At the outset, I mentioned that this comic feels important. Our culture is one where the continued march towards acceptance still encounters hurdles, even today–especially today. When I was in my younger days, race riots, marches for civil rights, they all seemed like relics from the past and history books. Thank goodness that’s over. Except it isn’t in any way. My own blinders of privilege shielded me from seeing how much further we need to go. Police brutality, corruption, and politicians more intent on driving people apart than bringing them together all add up to a lethal mix right now. Books like March can go a long way in not only helping people to empathize and reach a state of understanding, but they can also educate and shine a light on a way to help the situation improve. It may be slow; it may be fraught with peril and resistance at every turn, but at least it’s working towards a possible solution. It’s also nice to see our elected officials trying to inspire others to bring us together instead of drive us apart, especially through comics which has had a long history of promoting social justice. I’m hoping that plenty of folks of all ages see John Lewis’s message and take heed. It’s more important now than it’s ever been.
Final grade: A+. This is one of the books that defines comics as an art form. I don’t think this story works nearly as well as a regular novel or movie. The story is intense, historically accurate, and the art masterfully conveys a variety of emotions and ideas in a way no other form could.

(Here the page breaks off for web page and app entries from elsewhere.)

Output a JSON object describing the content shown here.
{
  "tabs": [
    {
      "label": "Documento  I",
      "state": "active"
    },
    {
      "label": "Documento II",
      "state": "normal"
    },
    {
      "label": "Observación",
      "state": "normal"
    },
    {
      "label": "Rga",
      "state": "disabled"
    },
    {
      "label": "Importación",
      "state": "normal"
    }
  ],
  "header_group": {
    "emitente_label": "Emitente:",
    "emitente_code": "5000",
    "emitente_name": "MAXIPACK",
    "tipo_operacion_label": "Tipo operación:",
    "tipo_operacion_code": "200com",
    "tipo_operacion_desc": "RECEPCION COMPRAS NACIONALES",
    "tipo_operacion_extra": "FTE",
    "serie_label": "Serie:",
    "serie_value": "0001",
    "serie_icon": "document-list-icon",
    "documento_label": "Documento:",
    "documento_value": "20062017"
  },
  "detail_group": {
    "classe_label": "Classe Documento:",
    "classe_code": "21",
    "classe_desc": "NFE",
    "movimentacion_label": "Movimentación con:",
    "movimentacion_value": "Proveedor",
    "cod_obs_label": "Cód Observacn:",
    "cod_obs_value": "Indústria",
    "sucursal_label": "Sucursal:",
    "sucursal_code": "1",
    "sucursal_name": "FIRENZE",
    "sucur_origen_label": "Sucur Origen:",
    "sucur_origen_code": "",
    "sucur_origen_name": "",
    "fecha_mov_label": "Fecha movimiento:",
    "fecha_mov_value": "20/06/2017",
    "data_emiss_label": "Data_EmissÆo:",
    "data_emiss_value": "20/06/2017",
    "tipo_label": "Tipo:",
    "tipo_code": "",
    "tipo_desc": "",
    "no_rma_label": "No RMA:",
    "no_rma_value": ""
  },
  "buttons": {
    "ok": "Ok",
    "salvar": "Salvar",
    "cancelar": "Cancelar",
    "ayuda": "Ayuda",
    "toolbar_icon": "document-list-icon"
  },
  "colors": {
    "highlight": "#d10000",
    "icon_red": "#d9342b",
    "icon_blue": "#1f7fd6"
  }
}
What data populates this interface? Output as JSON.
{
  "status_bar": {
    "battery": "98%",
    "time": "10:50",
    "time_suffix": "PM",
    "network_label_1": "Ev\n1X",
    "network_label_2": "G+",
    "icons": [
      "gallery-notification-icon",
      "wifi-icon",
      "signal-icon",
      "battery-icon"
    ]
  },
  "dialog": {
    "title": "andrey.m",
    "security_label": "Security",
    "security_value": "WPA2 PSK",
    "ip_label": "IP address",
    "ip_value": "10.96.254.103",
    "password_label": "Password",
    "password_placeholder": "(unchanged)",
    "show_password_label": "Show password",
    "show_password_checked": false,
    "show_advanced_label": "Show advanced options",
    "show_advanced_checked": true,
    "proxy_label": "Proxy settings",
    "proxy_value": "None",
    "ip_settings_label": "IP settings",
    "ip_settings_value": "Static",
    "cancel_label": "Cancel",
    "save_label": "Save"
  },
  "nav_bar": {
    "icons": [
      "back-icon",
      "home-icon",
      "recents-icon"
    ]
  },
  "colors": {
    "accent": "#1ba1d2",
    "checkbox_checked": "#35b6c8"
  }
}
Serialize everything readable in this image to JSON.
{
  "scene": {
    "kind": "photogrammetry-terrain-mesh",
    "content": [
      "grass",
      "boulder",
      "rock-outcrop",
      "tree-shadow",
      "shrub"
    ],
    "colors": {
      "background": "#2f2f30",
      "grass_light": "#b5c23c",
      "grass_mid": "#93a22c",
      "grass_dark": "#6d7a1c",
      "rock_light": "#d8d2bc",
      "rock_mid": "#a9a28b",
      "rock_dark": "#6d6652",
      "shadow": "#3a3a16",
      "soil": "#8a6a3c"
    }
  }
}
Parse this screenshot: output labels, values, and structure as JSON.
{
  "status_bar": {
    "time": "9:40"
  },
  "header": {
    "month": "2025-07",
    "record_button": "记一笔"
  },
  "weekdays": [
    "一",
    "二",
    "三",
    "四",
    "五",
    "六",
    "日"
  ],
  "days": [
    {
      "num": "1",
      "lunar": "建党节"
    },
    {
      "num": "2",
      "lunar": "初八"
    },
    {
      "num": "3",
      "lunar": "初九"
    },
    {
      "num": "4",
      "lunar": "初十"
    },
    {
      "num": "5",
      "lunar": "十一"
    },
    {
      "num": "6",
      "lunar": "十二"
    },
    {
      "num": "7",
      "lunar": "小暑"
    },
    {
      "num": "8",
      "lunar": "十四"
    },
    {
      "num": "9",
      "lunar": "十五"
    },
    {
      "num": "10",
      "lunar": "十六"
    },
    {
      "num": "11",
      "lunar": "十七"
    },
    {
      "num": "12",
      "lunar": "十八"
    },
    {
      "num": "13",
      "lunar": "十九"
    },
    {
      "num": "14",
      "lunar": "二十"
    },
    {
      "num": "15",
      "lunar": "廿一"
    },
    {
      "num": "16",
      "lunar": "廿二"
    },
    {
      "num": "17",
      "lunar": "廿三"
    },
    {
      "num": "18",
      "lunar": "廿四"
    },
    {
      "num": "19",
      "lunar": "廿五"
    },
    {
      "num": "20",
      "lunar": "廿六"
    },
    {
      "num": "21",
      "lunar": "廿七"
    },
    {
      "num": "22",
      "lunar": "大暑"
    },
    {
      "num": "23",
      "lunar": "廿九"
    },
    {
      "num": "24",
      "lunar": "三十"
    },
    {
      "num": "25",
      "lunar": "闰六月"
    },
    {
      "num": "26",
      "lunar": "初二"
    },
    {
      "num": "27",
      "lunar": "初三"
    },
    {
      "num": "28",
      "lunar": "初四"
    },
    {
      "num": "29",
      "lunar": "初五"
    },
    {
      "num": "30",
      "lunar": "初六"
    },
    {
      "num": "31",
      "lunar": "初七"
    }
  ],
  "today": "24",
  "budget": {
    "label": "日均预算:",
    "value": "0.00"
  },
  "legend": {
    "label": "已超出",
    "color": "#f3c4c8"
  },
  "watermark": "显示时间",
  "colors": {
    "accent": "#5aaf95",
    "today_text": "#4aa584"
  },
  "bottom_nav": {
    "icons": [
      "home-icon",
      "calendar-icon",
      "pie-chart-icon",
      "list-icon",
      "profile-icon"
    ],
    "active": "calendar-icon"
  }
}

I can’t wait to pick up the next two editions and share this story with others.
Until next time, I’ll be the guy getting yelled at for reading comics in class–I’m learning, I swear!